- **INPUT MATERIAL**
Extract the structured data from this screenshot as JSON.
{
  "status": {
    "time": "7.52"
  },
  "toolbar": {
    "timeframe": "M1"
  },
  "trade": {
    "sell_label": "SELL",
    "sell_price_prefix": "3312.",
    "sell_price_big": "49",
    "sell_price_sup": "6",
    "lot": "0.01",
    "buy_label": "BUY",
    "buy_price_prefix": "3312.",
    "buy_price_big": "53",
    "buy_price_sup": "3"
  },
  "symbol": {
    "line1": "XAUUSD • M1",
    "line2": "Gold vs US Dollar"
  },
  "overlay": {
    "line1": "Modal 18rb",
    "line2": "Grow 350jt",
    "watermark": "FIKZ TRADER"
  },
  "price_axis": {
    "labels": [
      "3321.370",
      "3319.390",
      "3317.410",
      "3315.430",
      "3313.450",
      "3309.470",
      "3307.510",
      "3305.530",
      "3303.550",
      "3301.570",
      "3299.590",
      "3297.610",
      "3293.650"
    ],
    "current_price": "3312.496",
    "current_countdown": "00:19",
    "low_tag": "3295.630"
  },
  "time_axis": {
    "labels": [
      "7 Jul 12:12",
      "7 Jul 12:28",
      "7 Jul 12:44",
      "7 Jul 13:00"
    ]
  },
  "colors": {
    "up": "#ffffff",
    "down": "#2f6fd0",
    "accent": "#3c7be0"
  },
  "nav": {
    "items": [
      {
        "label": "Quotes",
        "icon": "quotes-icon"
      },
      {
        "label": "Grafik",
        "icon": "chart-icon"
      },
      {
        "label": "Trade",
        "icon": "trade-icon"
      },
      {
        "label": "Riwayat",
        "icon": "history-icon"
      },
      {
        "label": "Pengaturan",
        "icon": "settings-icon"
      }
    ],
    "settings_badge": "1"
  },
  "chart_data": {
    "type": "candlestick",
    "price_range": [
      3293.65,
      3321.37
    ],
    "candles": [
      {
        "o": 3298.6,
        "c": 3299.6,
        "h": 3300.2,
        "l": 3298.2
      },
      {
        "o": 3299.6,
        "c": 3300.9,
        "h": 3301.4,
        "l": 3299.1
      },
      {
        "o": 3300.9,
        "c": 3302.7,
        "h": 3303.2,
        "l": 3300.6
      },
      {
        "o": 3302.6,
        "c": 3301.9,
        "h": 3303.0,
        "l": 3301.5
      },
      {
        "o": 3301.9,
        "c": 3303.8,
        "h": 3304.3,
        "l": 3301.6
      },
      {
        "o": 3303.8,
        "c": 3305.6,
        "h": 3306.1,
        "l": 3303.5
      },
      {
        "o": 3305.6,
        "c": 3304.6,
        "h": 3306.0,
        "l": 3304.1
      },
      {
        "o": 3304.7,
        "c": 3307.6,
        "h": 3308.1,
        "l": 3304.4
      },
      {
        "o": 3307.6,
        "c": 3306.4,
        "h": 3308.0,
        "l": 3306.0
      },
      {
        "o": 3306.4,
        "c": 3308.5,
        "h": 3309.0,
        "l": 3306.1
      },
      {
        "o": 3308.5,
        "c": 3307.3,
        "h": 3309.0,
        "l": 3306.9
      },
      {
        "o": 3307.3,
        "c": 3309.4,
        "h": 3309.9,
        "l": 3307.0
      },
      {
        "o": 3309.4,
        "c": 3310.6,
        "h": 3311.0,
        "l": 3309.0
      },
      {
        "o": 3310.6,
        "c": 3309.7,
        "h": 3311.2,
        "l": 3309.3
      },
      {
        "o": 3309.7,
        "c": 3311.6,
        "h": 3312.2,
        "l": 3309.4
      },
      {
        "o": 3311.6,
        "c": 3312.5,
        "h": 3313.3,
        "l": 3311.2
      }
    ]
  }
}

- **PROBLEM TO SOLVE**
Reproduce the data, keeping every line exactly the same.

- **WORKED SOLUTION**
Extract the structured data from this screenshot as JSON.
{
  "status": {
    "time": "7.52"
  },
  "toolbar": {
    "timeframe": "M1"
  },
  "trade": {
    "sell_label": "SELL",
    "sell_price_prefix": "3312.",
    "sell_price_big": "49",
    "sell_price_sup": "6",
    "lot": "0.01",
    "buy_label": "BUY",
    "buy_price_prefix": "3312.",
    "buy_price_big": "53",
    "buy_price_sup": "3"
  },
  "symbol": {
    "line1": "XAUUSD • M1",
    "line2": "Gold vs US Dollar"
  },
  "overlay": {
    "line1": "Modal 18rb",
    "line2": "Grow 350jt",
    "watermark": "FIKZ TRADER"
  },
  "price_axis": {
    "labels": [
      "3321.370",
      "3319.390",
      "3317.410",
      "3315.430",
      "3313.450",
      "3309.470",
      "3307.510",
      "3305.530",
      "3303.550",
      "3301.570",
      "3299.590",
      "3297.610",
      "3293.650"
    ],
    "current_price": "3312.496",
    "current_countdown": "00:19",
    "low_tag": "3295.630"
  },
  "time_axis": {
    "labels": [
      "7 Jul 12:12",
      "7 Jul 12:28",
      "7 Jul 12:44",
      "7 Jul 13:00"
    ]
  },
  "colors": {
    "up": "#ffffff",
    "down": "#2f6fd0",
    "accent": "#3c7be0"
  },
  "nav": {
    "items": [
      {
        "label": "Quotes",
        "icon": "quotes-icon"
      },
      {
        "label": "Grafik",
        "icon": "chart-icon"
      },
      {
        "label": "Trade",
        "icon": "trade-icon"
      },
      {
        "label": "Riwayat",
        "icon": "history-icon"
      },
      {
        "label": "Pengaturan",
        "icon": "settings-icon"
      }
    ],
    "settings_badge": "1"
  },
  "chart_data": {
    "type": "candlestick",
    "price_range": [
      3293.65,
      3321.37
    ],
    "candles": [
      {
        "o": 3298.6,
        "c": 3299.6,
        "h": 3300.2,
        "l": 3298.2
      },
      {
        "o": 3299.6,
        "c": 3300.9,
        "h": 3301.4,
        "l": 3299.1
      },
      {
        "o": 3300.9,
        "c": 3302.7,
        "h": 3303.2,
        "l": 3300.6
      },
      {
        "o": 3302.6,
        "c": 3301.9,
        "h": 3303.0,
        "l": 3301.5
      },
      {
        "o": 3301.9,
        "c": 3303.8,
        "h": 3304.3,
        "l": 3301.6
      },
      {
        "o": 3303.8,
        "c": 3305.6,
        "h": 3306.1,
        "l": 3303.5
      },
      {
        "o": 3305.6,
        "c": 3304.6,
        "h": 3306.0,
        "l": 3304.1
      },
      {
        "o": 3304.7,
        "c": 3307.6,
        "h": 3308.1,
        "l": 3304.4
      },
      {
        "o": 3307.6,
        "c": 3306.4,
        "h": 3308.0,
        "l": 3306.0
      },
      {
        "o": 3306.4,
        "c": 3308.5,
        "h": 3309.0,
        "l": 3306.1
      },
      {
        "o": 3308.5,
        "c": 3307.3,
        "h": 3309.0,
        "l": 3306.9
      },
      {
        "o": 3307.3,
        "c": 3309.4,
        "h": 3309.9,
        "l": 3307.0
      },
      {
        "o": 3309.4,
        "c": 3310.6,
        "h": 3311.0,
        "l": 3309.0
      },
      {
        "o": 3310.6,
        "c": 3309.7,
        "h": 3311.2,
        "l": 3309.3
      },
      {
        "o": 3309.7,
        "c": 3311.6,
        "h": 3312.2,
        "l": 3309.4
      },
      {
        "o": 3311.6,
        "c": 3312.5,
        "h": 3313.3,
        "l": 3311.2
      }
    ]
  }
}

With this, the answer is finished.